Output every record word for word.

● ● ● ●

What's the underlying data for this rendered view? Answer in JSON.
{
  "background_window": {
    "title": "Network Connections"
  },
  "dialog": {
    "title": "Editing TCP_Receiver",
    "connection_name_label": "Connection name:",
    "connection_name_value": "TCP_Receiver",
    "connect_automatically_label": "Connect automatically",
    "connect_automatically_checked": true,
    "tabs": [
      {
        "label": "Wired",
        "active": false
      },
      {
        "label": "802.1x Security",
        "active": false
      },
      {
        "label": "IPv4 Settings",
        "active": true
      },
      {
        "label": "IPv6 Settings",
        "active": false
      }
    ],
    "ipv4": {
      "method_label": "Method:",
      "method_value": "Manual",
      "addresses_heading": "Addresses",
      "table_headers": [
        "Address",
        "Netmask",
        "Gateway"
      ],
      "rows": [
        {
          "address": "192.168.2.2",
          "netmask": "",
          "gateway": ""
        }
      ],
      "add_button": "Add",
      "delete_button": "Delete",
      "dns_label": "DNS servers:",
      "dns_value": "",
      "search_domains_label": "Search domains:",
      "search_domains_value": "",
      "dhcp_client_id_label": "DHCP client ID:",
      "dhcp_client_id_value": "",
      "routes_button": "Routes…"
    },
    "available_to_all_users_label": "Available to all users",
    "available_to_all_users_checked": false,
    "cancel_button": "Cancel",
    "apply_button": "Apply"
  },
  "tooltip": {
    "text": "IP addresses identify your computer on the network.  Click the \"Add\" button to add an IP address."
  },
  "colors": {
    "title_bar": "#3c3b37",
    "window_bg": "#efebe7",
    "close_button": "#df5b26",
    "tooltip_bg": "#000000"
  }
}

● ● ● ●

Written response:
What's the underlying data for this rendered view? Answer in JSON.
{
  "background_window": {
    "title": "Network Connections"
  },
  "dialog": {
    "title": "Editing TCP_Receiver",
    "connection_name_label": "Connection name:",
    "connection_name_value": "TCP_Receiver",
    "connect_automatically_label": "Connect automatically",
    "connect_automatically_checked": true,
    "tabs": [
      {
        "label": "Wired",
        "active": false
      },
      {
        "label": "802.1x Security",
        "active": false
      },
      {
        "label": "IPv4 Settings",
        "active": true
      },
      {
        "label": "IPv6 Settings",
        "active": false
      }
    ],
    "ipv4": {
      "method_label": "Method:",
      "method_value": "Manual",
      "addresses_heading": "Addresses",
      "table_headers": [
        "Address",
        "Netmask",
        "Gateway"
      ],
      "rows": [
        {
          "address": "192.168.2.2",
          "netmask": "",
          "gateway": ""
        }
      ],
      "add_button": "Add",
      "delete_button": "Delete",
      "dns_label": "DNS servers:",
      "dns_value": "",
      "search_domains_label": "Search domains:",
      "search_domains_value": "",
      "dhcp_client_id_label": "DHCP client ID:",
      "dhcp_client_id_value": "",
      "routes_button": "Routes…"
    },
    "available_to_all_users_label": "Available to all users",
    "available_to_all_users_checked": false,
    "cancel_button": "Cancel",
    "apply_button": "Apply"
  },
  "tooltip": {
    "text": "IP addresses identify your computer on the network.  Click the \"Add\" button to add an IP address."
  },
  "colors": {
    "title_bar": "#3c3b37",
    "window_bg": "#efebe7",
    "close_button": "#df5b26",
    "tooltip_bg": "#000000"
  }
}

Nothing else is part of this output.